Those Awful Hardship Fees!
I think the bottom line on keeping accountants honest does come down to how trustworthy they are and if they follow the rules. While Thompson may not like all the rules (me either) they are there for a reason—regulations.
I want my CPA and his tax firm to have everything the IRS requires and for Thompson to say some of these things should go bye-bye isn’t a good option for me. The Accounting Web article points out that between fingerprinting, PTIN requirements, and application fees, a tax preparer could pay anywhere between $60 to $90 for the entire process. Wow, really? She is complaining about something that costs less than $100?
I know in these days of a tough economy, $100 can buy a lot of groceries, but it’s not $1,000 and it’s affordable, even for those smaller CPA firms Ms. Thompson discusses. Actually, if you own a CPA firm or you are a sole-proprietor of a CPA firm and can’t afford $100 or less, I’m not really sure I trust you to be my accountant because you obviously can’t manage your own cash!
Well, I’ve had my two cents, what’s your opinion? I’d like to hear from some tax preparers such as those who work in accounting firms and CPAs as well. Do you agree or disagree with Thompson? In addition, because you can remain anonymous, tell me the truth, do you allow your staff to pretend a spouse or partner is out in the car and let one person sign for both? Come on, be truthful here!
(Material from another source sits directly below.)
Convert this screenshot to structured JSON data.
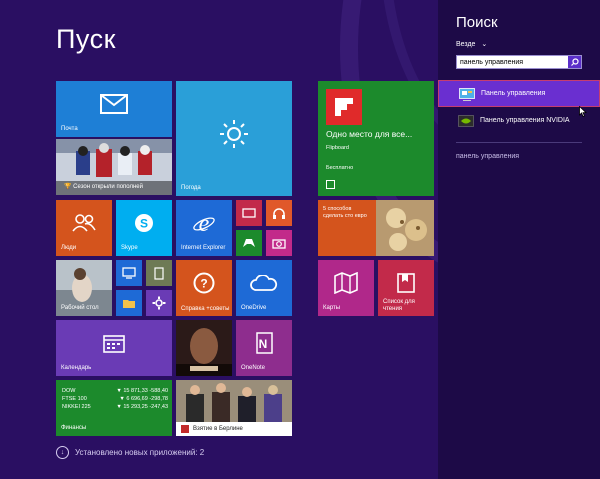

Accounting Web “AICPA: IRS Should Revise Proposed Regs Regarding Competency Exam and Fingerprinting for Tax Preparers” October 20 2011.
Cohn, Michael – Accounting Today “IRS to Begin Fingerprinting Tax Preparers” September 22, 2011.
Dewey Cheatem and Howe image by author